Hi, my name is Prof. Tom Meyer. While studying in Jerusalem, I learned the three pillars of memorization: reading, hearing, and writing. Let me briefly explain how each of these techniques or a combination of them can help you or your students memorize Scripture.
The first technique is: Reading
After you have selected a verse to memorize, read it aloud over and over. When you read the verse aloud, your eyes work together with your mouth and ears to give you a much better chance of retaining the verse than if you were reading it silently. Another technique related to reading is the power of format. To apply the principle of format, read aloud the verse you want to memorize while looking at the verse in your Bible, using the same Bible every time.
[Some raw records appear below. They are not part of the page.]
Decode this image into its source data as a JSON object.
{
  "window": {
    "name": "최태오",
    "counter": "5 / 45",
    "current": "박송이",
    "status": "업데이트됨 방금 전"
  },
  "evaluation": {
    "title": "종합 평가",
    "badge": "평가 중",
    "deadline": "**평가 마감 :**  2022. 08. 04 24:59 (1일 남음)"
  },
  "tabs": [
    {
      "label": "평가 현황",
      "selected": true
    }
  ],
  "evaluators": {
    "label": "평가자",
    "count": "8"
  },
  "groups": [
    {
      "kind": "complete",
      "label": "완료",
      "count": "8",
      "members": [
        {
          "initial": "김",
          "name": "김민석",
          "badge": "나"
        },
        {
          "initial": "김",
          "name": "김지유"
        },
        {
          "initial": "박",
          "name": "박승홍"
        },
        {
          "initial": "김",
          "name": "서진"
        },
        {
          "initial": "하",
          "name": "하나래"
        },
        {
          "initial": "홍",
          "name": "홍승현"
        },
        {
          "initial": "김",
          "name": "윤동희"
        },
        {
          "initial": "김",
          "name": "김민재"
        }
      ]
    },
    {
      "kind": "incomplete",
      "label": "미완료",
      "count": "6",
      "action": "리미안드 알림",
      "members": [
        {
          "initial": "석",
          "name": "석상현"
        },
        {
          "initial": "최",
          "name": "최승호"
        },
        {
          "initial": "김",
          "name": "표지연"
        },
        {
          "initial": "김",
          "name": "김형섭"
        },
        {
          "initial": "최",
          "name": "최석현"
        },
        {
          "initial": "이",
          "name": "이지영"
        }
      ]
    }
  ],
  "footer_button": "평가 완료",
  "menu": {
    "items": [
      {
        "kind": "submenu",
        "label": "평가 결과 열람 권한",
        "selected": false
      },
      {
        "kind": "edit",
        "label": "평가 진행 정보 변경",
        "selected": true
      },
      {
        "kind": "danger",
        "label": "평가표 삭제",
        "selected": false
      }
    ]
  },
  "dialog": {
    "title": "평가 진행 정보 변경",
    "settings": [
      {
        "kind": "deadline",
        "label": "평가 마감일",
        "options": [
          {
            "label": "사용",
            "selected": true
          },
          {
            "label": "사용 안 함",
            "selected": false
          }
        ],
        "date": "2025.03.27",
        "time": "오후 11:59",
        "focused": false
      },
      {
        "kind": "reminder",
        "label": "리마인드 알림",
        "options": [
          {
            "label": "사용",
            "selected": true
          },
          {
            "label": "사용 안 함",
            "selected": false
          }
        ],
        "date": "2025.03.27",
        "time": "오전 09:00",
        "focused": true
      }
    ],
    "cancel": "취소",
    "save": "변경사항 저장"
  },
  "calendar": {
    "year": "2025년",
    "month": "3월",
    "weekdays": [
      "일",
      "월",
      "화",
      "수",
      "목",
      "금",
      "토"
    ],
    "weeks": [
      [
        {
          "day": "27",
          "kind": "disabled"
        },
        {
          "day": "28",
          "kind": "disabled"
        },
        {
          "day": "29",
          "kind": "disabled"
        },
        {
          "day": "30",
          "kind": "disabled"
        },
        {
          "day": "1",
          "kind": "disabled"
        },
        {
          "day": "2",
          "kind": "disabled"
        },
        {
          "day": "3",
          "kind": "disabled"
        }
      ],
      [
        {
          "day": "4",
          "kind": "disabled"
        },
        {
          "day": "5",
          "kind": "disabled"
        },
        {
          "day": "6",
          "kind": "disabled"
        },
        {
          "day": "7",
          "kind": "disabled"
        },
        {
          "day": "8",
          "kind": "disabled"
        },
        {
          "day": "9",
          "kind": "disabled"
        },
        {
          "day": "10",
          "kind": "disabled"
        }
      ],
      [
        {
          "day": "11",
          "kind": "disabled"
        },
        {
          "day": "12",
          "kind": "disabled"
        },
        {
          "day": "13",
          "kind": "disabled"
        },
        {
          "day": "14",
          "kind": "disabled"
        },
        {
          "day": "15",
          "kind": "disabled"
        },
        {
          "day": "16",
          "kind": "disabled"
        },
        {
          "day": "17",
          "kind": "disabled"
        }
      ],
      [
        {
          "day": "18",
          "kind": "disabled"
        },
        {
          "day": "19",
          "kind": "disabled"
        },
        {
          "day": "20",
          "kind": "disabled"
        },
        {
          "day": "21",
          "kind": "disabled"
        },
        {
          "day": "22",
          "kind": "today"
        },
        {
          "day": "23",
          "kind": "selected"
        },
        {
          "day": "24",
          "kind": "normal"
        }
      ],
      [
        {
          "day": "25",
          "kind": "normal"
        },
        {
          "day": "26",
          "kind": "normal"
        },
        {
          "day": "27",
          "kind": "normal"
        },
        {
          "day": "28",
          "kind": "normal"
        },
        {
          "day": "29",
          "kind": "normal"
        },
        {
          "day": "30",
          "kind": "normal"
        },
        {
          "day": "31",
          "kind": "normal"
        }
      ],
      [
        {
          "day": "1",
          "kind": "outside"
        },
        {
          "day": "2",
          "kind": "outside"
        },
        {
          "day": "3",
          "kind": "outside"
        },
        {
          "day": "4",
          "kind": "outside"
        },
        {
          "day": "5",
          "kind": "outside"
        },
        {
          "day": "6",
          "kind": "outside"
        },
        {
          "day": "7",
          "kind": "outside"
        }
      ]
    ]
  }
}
The second technique to memorize is: Hearing the Word of God
While living in Jerusalem, I was often told that the Bible was originally meant more for the ears than the eyes. It’s kind of like reading Mozart versus hearing Mozart. You can read Mozart on the page all the day long and imagine how beautiful it would sound, but when you hear someone play the piece well on the piano, the document almost takes on a different life, doesn’t it? So, if we can listen to the Word of God, we can hear the spoken Word of God with all the emotions, drama, etc., over and over. This is the most ancient way to memorize.
The last memorization technique is: Writing the Verse Out
Every Bible in the world is printed in such a way that doesn’t foster memorization. That’s why I created a version of the Bible called The Memorization Study Bible. It goes something like this.
1. Prayerfully select a verse.
2. Divide the verse into several lines. Count the words in each line and write the number in the right-hand column as a memory aid.
3. Copy the right-hand column’s numbers onto a fresh sheet of paper. Write out the verse with pen and paper just the way you’ve divided it using the numbers as a crutch. If you draw a blank, you can look at the number column as a cheat sheet to help you know how many words go on that line.
4. While you are writing the verse, try speaking it aloud. That way your mind, eyes, mouth, hand, and ears are working together in unison.
Finally, whether you memorize Scripture by reading, hearing, writing, or a combination of those techniques, the way to retain it is to review it.
The process of reviewing Scripture you have memorized is called meditation in the Bible (Joshua 1:8) and is critical to our spiritual life. If we can let the Word of Christ “abide” or remain in us (1 John 2:14), then we can draw upon it in times of need. This will give you or your students the best fighting chance to overcome the world.
Prepare for Ministry, Prepare for Life
The internalization of the Word of God helps you thrive in every area of life. Having a deep knowledge of the Word, whether it’s memorized or not, assists you in charting the course of life because you have scriptural principles in your mind to help guide you in all walks of life.
This internalization of God’s Word is at the heart of the mission of Shasta Bible College and Graduate School. Whether you are preparing for a life of teaching, preaching, or living life as a witness, knowing the Scriptures helps you because you have God’s Word in your heart readily available to you. We not only prepare students for ministry, but for life.